In this age of “fake news” and a president who is a “Russian clone,” with aluminum foil protecting his “tiny brain,” it’s time for an old news editor to “come clean” about all the “sneer quotes” in his “closet” (“” “” “” “” “”“ “” “ ”). So here are some lies I snuck into print when I was a newspaper editor.
Although this column is about lies, everything in it is true.
Back when I was editing The (Here the Papyrus is Torn), in (the orpiment has faded), the last thing I had to do to put out the Sunday edition was to cram the AP National Weather Report onto Page A2 at 12:01 a.m. But the weather report was always too long to fit, so I had to cut a few dozen cities out of it.
“Don’t cut a lot of cities in a row or people will notice,” my predecessor advised me, his eye on the door out of there, in what we may loosely describe as training. “And never cut Billings, Montana.”
“Why shouldn’t I cut Billings, Montana?” I asked — a tyro, a pup.
“Because we’ve got a subscriber whose daughter lives in Billings, and if you cut it she’ll call the publisher.”
Aha! Newspapers serve(d) their readers!
Even in that B.I. (before internet) era, newspapers were whacking staff with meat cleavers, to protect their 10 percent profit margins.
That was just the beginning.
For The Daily Papyrus Sunday edition, I had to edit and lay out all the stories in the Local section, read the news wires (National, International, State, Financial, Opinion), cram all this into the A section, write the Sunday editorial, edit and lay out the Letters to the Editor and the Op-Ed page, read what our sister papers were reporting and deal with whatever our Saturday reporter turned up.
On a good newspaper, in the old days: I was doing 10 people’s jobs. But not Sports. The Sports section had four guys on Saturday. Football, man! Basketball!
So by midnight, dear reader, when the Sunday edition was all but done, awaiting only the AP Weather Report, can you blame me if I had a bit of fun?

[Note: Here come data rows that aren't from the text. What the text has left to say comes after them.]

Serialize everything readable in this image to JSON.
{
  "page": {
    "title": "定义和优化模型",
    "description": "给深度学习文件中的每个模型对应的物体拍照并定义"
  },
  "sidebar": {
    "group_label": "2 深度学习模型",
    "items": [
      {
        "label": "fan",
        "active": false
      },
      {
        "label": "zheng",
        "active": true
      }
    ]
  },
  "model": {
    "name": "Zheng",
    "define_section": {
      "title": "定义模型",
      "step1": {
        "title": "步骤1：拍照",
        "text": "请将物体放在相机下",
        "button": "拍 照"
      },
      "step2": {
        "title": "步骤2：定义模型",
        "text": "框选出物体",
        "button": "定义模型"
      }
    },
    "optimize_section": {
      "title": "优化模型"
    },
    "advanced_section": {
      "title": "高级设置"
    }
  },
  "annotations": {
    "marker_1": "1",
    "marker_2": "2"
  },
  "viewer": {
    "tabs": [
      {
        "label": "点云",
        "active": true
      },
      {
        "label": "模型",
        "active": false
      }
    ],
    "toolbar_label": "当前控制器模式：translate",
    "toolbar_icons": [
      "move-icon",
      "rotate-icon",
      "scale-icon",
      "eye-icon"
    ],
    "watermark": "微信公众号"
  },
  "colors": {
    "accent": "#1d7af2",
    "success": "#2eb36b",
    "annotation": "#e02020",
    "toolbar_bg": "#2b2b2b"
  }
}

To preserve Billings, Montana (High 39 – Low 14), I killed weather from entire cities, until the report was a few lines short: then I invented cities of my own and created weather.
Turtle Flats, Nev. – High 99, low 87. Take that! you bastards in Turtle Flats.
Crustacean Corners, Ala. – High 92, low 55 – Rain.
Coal Endives, Ky. – High 66, Low 79 – Mixed Precipitation.
No one ever caught me at it. And if they had, so what?
It’s not like I was trying to subvert the Constitution, or impugn the FBI.
I also wrote (briefly) a garden column, under a new phony byline each week: Ditmar von Binderbinder, Zipper T. Horbanz, Arpad Snath. I invented their lives and deaths, appended in italics at the end of each column, until their italic adventures overwhelmed the column, and the publisher caught me, marrying one garden columnist to another.
“What’s this?” he said, throwing down the Saturday edition, folded twice and opened to the garden column, onto my desk.
“I was only trying to help,” I said.
As city editor at another paper, I wrote a fictional history of the ice cream cone and imperiously instructed editors above me not to cut a word of it — and they did not. I followed it up with an equally bogus (can things be equally bogus?) history of wine, with the same haughty instructions, which my editorial overlords obeyed again, for I had already established my credentials, as an expert on ice cream.
Finally, I wrote a law and submitted it to the governor of Texas. My law required every newspaper in Texas to subscribe to my column, and pay me for it.
Here is how this came about.
A Republican lawmaker in Oregon had written a law requiring every Oregonian adult to have a gun. He admitted that he let a gun lobbyist write it for him.
I know that because I called the dude up and talked to him. He didn’t seem to think there was anything wrong with that law, or the way it had come about.
So I wrote my own law and faxed it to the governor of Texas. The governor counter-faxed me the same day, and followed it up with a real letter on letterhead, signed by herself, which I treasure to this day.
It said, in toto:
“I never say I will veto a law until I have read it.
“In your case I will make an exception.